Farmers markets make plant-based eating even more affordable. This is what $21 worth of food looks like from our farmers market.
A whole-food, plant-based diet is already the cheapest way to eat. During farmers market season, it’s even cheaper.
Our introduction to the whole-food, plant-based lifestyle came from an unlikely source. Some years ago we became more serious about saving money, so we started participating in online finance forums. We found that quite a few of the most frugal members ate a plant-based diet. At first they started with a plant-based lifestyle because it saved them so much money, but in the end they kept it up because it made them feel so good and energetic.
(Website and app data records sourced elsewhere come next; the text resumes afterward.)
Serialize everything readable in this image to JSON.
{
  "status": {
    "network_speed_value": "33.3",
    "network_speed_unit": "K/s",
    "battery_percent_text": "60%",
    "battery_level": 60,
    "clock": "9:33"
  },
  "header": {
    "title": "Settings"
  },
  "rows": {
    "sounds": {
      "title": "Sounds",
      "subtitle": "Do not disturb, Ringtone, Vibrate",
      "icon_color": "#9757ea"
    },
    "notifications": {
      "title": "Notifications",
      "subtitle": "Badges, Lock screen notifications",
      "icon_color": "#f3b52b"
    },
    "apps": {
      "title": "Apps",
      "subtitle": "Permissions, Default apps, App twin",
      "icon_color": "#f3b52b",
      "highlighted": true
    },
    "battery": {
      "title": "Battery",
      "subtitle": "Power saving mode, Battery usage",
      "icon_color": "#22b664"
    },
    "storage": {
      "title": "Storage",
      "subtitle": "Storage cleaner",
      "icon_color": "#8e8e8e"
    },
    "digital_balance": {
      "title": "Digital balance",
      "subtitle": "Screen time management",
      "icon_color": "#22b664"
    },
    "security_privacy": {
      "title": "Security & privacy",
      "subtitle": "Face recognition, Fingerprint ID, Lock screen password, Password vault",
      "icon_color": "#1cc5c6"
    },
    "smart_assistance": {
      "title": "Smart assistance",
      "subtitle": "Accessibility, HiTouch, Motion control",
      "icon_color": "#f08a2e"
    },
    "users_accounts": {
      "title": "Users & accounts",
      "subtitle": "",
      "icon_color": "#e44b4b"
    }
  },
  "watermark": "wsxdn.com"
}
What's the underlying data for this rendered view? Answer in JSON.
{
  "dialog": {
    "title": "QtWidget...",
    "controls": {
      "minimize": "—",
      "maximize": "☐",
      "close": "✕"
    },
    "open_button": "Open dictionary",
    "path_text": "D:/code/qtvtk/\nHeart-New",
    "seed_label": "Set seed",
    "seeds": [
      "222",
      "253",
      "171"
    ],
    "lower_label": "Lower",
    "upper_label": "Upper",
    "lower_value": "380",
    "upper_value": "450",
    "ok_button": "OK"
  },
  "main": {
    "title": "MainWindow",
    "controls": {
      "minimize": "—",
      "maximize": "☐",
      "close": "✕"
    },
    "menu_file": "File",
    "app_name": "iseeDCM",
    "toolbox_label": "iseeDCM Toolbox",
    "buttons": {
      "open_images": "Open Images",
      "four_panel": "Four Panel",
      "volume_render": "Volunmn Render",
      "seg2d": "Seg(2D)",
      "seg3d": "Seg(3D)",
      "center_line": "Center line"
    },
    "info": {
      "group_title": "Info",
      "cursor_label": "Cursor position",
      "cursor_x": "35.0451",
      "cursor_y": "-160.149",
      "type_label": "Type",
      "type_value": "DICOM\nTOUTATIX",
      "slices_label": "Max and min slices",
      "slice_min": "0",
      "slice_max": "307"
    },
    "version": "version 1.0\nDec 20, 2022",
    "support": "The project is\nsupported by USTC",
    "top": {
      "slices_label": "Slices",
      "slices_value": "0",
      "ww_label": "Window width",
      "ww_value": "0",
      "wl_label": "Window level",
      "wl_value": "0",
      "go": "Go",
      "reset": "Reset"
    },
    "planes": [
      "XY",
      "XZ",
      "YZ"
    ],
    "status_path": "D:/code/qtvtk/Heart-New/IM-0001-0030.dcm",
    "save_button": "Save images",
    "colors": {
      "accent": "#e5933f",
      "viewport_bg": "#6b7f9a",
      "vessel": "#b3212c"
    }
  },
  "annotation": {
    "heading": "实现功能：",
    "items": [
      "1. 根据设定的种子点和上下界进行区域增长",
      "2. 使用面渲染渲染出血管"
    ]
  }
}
A quick look at the numbers
Of course this was old news for those who had been plant-based before us. John McDougall has been plant-based for 40 years and specifically addressed the money-saving benefits of the lifestyle in his classic best-seller, The Starch Solution. He also put together a striking comparison between the costs of conventional diets versus plant-based eating, where he explained that you can enjoy a plant-based diet on just $3 per day. Following up more recently on his comparison, Rosane Oliveira wrote an article entitled “Cheap or Expensive? The REAL Truth About Plant-Based Diets.” She showed that the cost of an omnivorous meal is roughly three times higher than that of a similar plant-based alternative. Michael Greger, author of How Not to Die, has also addressed the topic on numerous occasions, both in his book (briefly) and in videos posted on his website. In these three videos he specifically talks about how the cheapest foods can represent the best long-term investment.
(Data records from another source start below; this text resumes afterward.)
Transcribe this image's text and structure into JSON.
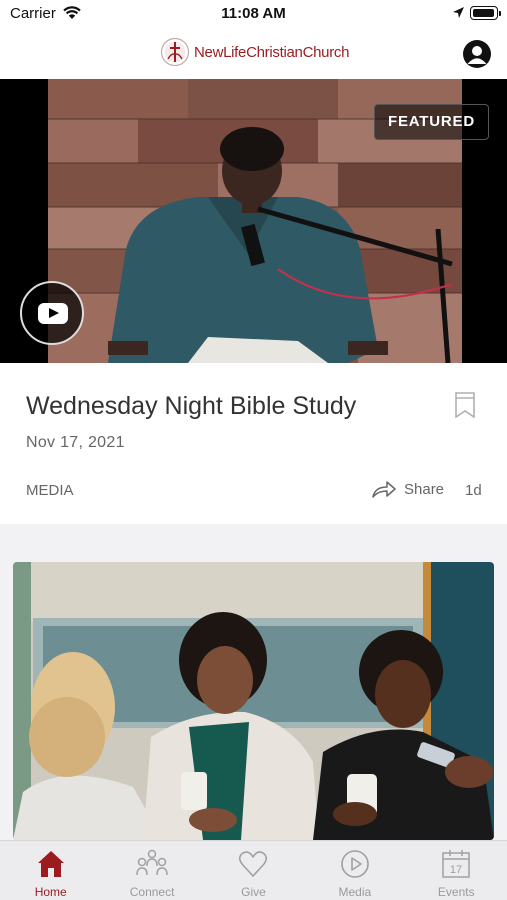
{
  "status_bar": {
    "carrier": "Carrier",
    "time": "11:08 AM"
  },
  "header": {
    "logo_text": "NewLifeChristianChurch",
    "brand_color": "#9b1b1f"
  },
  "featured_post": {
    "badge": "FEATURED",
    "title": "Wednesday Night Bible Study",
    "date": "Nov 17, 2021",
    "category": "MEDIA",
    "share_label": "Share",
    "age": "1d"
  },
  "tabs": [
    {
      "label": "Home",
      "icon": "home-icon",
      "active": true
    },
    {
      "label": "Connect",
      "icon": "people-icon",
      "active": false
    },
    {
      "label": "Give",
      "icon": "heart-icon",
      "active": false
    },
    {
      "label": "Media",
      "icon": "play-circle-icon",
      "active": false
    },
    {
      "label": "Events",
      "icon": "calendar-icon",
      "active": false
    }
  ],
  "calendar_day": "17"
}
This haul cost only $14. It’s amazing to think that you can eat so many delicious plant-based foods at such low prices.
Farmers markets make cheap food even cheaper
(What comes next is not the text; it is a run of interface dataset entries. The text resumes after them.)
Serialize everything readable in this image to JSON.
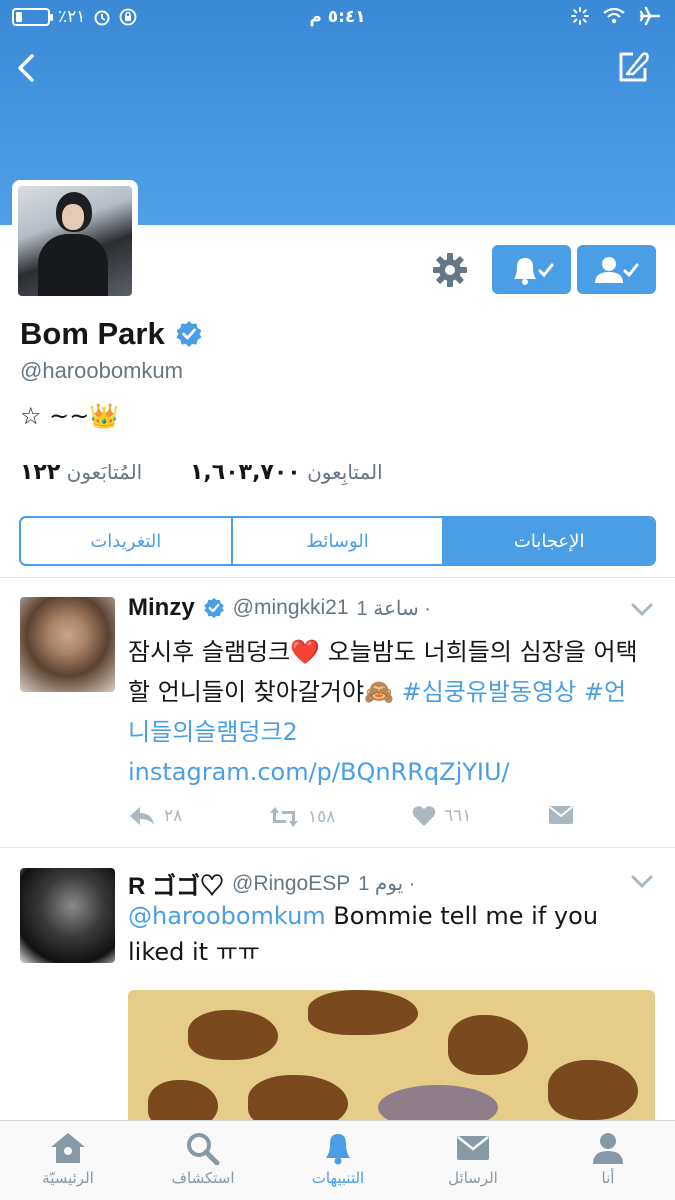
{
  "status_bar": {
    "battery_percent": "٪٢١",
    "battery_level": 0.21,
    "time": "٥:٤١ م"
  },
  "header": {
    "back_icon": "chevron-left-icon",
    "compose_icon": "compose-icon"
  },
  "profile": {
    "name": "Bom Park",
    "handle": "@haroobomkum",
    "bio": "☆ ~~👑",
    "following_count": "١٢٢",
    "following_label": "المُتابَعون",
    "followers_count": "١,٦٠٣,٧٠٠",
    "followers_label": "المتابِعون"
  },
  "tabs": {
    "tweets": "التغريدات",
    "media": "الوسائط",
    "likes": "الإعجابات"
  },
  "tweets": [
    {
      "name": "Minzy",
      "handle": "@mingkki21",
      "time": "1 ساعة ·",
      "text_plain": "잠시후 슬램덩크❤️  오늘밤도 너희들의 심장을 어택할 언니들이 찾아갈거야🙈 ",
      "text_link": "#심쿵유발동영상 #언니들의슬램덩크2 instagram.com/p/BQnRRqZjYIU/",
      "replies": "٢٨",
      "retweets": "١٥٨",
      "likes": "٦٦١"
    },
    {
      "name": "R ゴゴ♡",
      "handle": "@RingoESP",
      "time": "1 يوم ·",
      "mention": "@haroobomkum",
      "text_plain": " Bommie tell me if you liked it ㅠㅠ"
    }
  ],
  "tabbar": {
    "home": "الرئيسيّة",
    "explore": "استكشاف",
    "notifications": "التنبيهات",
    "messages": "الرسائل",
    "me": "أنا"
  },
  "colors": {
    "accent": "#4a9ee6",
    "header": "#3a89d6",
    "muted": "#657786"
  }
}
Simply having access to fresh, delicious fruits, vegetables and other plant-based foods is fantastic on its own. Thanks to farmers markets, they are also at their lowest prices of the year right now. It’s the middle of summer, we are enjoying the life-giving bounty of the best the earth has to offer, and yet somehow we are spending the least amount of money on food that we will spend all year. Cucumbers are 50 cents per pound, bell peppers are 63 cents each or even less, potatoes can be cheaper than 25 cents per pound, collard greens cost six times less than grocery stores or coops (see below), beets with their greens average less than $1 per pound, and so on.
We are fortunate to live near what I believe is the most reasonably priced farmers market in all of Minneapolis. The Midtown Farmers Market is active throughout the season, but this is the time of year when prices start to drop the most, since yields and competition keep increasing from now until the end of October. Competition is best on the main market day, however, so if your market meets more than once per week, be sure to go on the primary market day. For us that’s Saturday. It also meets on Tuesday, but there tend to be far fewer vendors and customers. Because of this, they don’t always discount their food as much as when the market is full. There is little incentive to offer discounts when both merchants and buyers are scarce.
Be sure to look out for exotic produce at your local farmers market. Purple cauliflower is a lot like regular cauliflower but with an earthy taste.
Farmers markets let you buy more “exotic” foods
Although kohlrabi is not really exotic at all, it is prohibitively expensive in grocery stores near us. Buying it at the farmers market, however, makes it affordable, since it costs about five times less. Other farmers market foods like heirloom carrots, purple cauliflower and purple potatoes are generally priced about the same as their traditional counterparts, so rather than spending more for the exotic color of purple potatoes, for example, you simply pay the traditional potato price. In grocery stores this is rarely the case, so you’ll find yourself paying a premium for the added color.
While they are also not exotic per se, hearty greens are so inexpensive during farmers market season that we eat them nearly every day. Kale, Swiss chard and collard greens cost $1 per bunch at our farmers market, compared to up to $3.50 per bunch in a grocery store or co-op. Not only are the grocery store bunches more than three times as expensive, they are also usually about half the size. Collard greens are currently my favorite vegetable, and I love being able to eat them more often during farmers market season.
Try a different farmers market if yours is overpriced or low in quality
It’s true that some farmers markets in the Minneapolis metro area are significantly more expensive and also offer produce whose freshness and quality seem pretty dubious. If your farmers market doesn’t offer low enough prices or fresh enough produce, try a different one. The main farmers market in downtown Minneapolis is the biggest and is generally as cheap and as fresh as Midtown.
Also, don’t be afraid to touch and even pick up the produce to get an idea of its quality and freshness. I do this all the time, and while I occasionally get confused looks from sellers, they are never rude about it. If I am spending money on something, I am definitely going to guarantee its quality first. If there is a stack of kale on the table, there is no reason not to go through all of it to find a bunch with the fewest blemishes. I find it’s especially important to double check cucumbers and bell peppers as the season goes on, since they easily develop soft spots. I’m always bewildered by buyers who simply ask for produce by name and don’t personally inspect what is clearly laid out before them.
Seize the kale!
Saving money year-round is a nice bonus to the plant-based lifestyle in general, but the biggest opportunity is happening right now during farmers market season. Don’t miss out!
What are your favorite ways to save money on plant-based foods? Let us know in the comments!